--- Problem to work on ---
What is needed is the full set of records, word for word, with no pictures.
Material provided START
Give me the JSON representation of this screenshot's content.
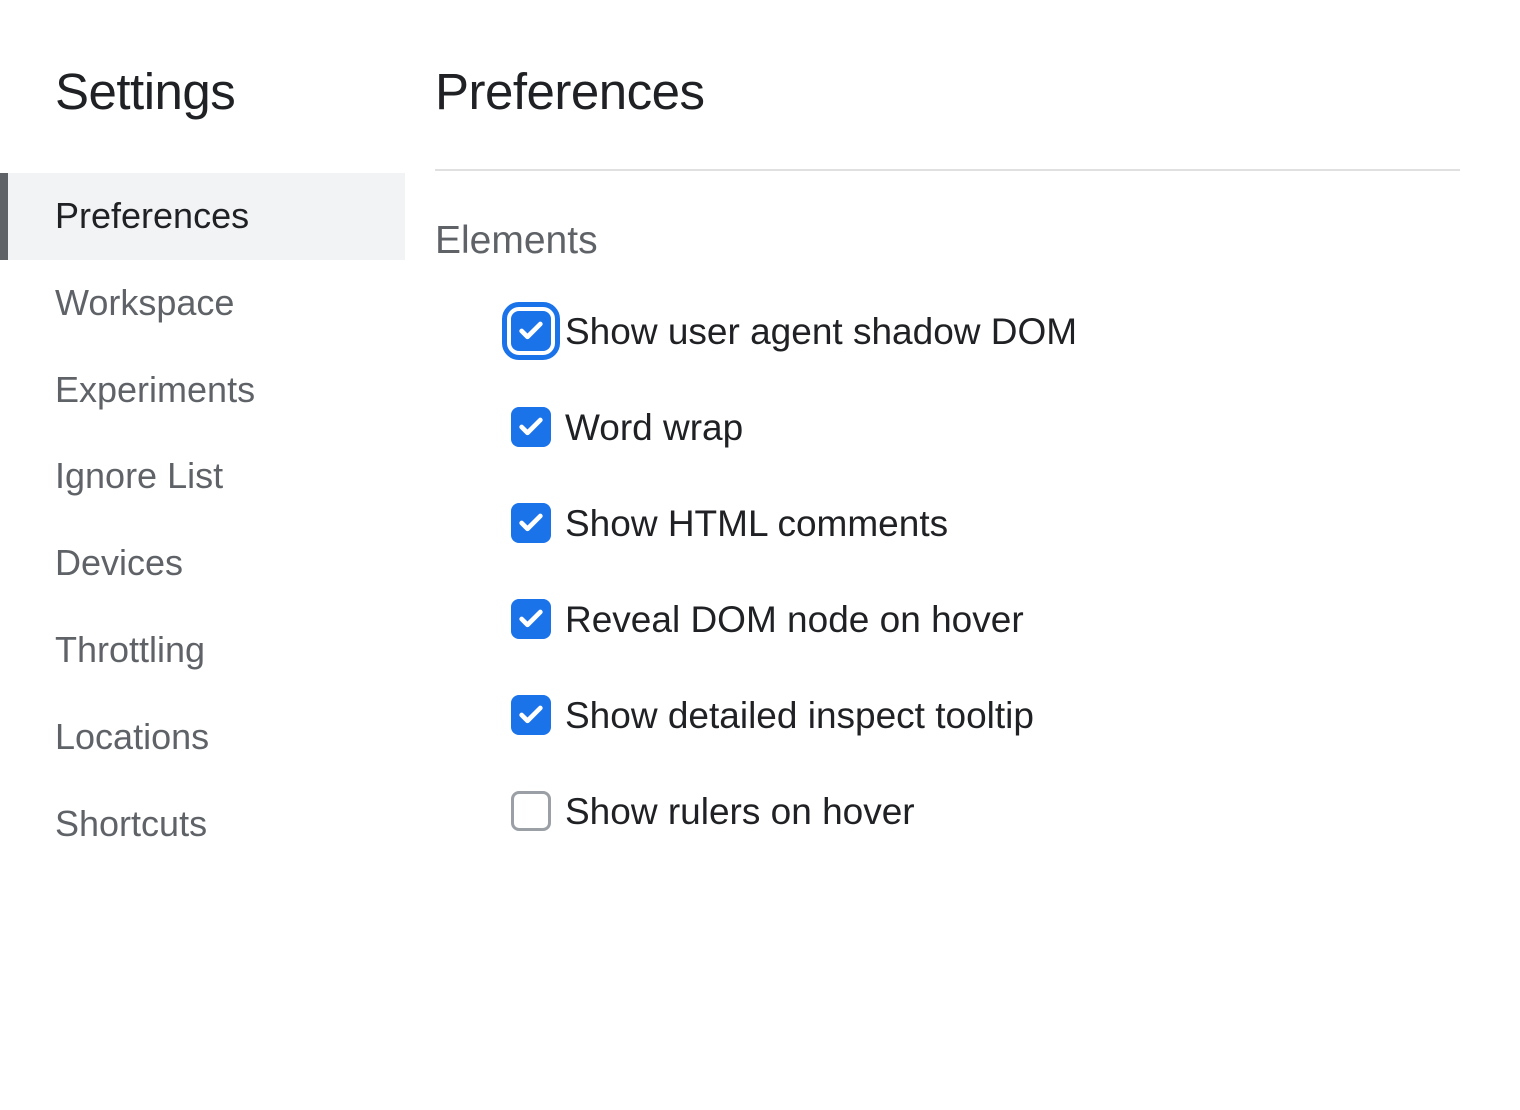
{
  "sidebar": {
    "title": "Settings",
    "items": [
      {
        "label": "Preferences",
        "active": true
      },
      {
        "label": "Workspace",
        "active": false
      },
      {
        "label": "Experiments",
        "active": false
      },
      {
        "label": "Ignore List",
        "active": false
      },
      {
        "label": "Devices",
        "active": false
      },
      {
        "label": "Throttling",
        "active": false
      },
      {
        "label": "Locations",
        "active": false
      },
      {
        "label": "Shortcuts",
        "active": false
      }
    ]
  },
  "main": {
    "title": "Preferences",
    "section": "Elements",
    "options": [
      {
        "label": "Show user agent shadow DOM",
        "checked": true,
        "focused": true
      },
      {
        "label": "Word wrap",
        "checked": true,
        "focused": false
      },
      {
        "label": "Show HTML comments",
        "checked": true,
        "focused": false
      },
      {
        "label": "Reveal DOM node on hover",
        "checked": true,
        "focused": false
      },
      {
        "label": "Show detailed inspect tooltip",
        "checked": true,
        "focused": false
      },
      {
        "label": "Show rulers on hover",
        "checked": false,
        "focused": false
      }
    ]
  }
}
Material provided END
--- Response area ---
Give me the JSON representation of this screenshot's content.
{
  "sidebar": {
    "title": "Settings",
    "items": [
      {
        "label": "Preferences",
        "active": true
      },
      {
        "label": "Workspace",
        "active": false
      },
      {
        "label": "Experiments",
        "active": false
      },
      {
        "label": "Ignore List",
        "active": false
      },
      {
        "label": "Devices",
        "active": false
      },
      {
        "label": "Throttling",
        "active": false
      },
      {
        "label": "Locations",
        "active": false
      },
      {
        "label": "Shortcuts",
        "active": false
      }
    ]
  },
  "main": {
    "title": "Preferences",
    "section": "Elements",
    "options": [
      {
        "label": "Show user agent shadow DOM",
        "checked": true,
        "focused": true
      },
      {
        "label": "Word wrap",
        "checked": true,
        "focused": false
      },
      {
        "label": "Show HTML comments",
        "checked": true,
        "focused": false
      },
      {
        "label": "Reveal DOM node on hover",
        "checked": true,
        "focused": false
      },
      {
        "label": "Show detailed inspect tooltip",
        "checked": true,
        "focused": false
      },
      {
        "label": "Show rulers on hover",
        "checked": false,
        "focused": false
      }
    ]
  }
}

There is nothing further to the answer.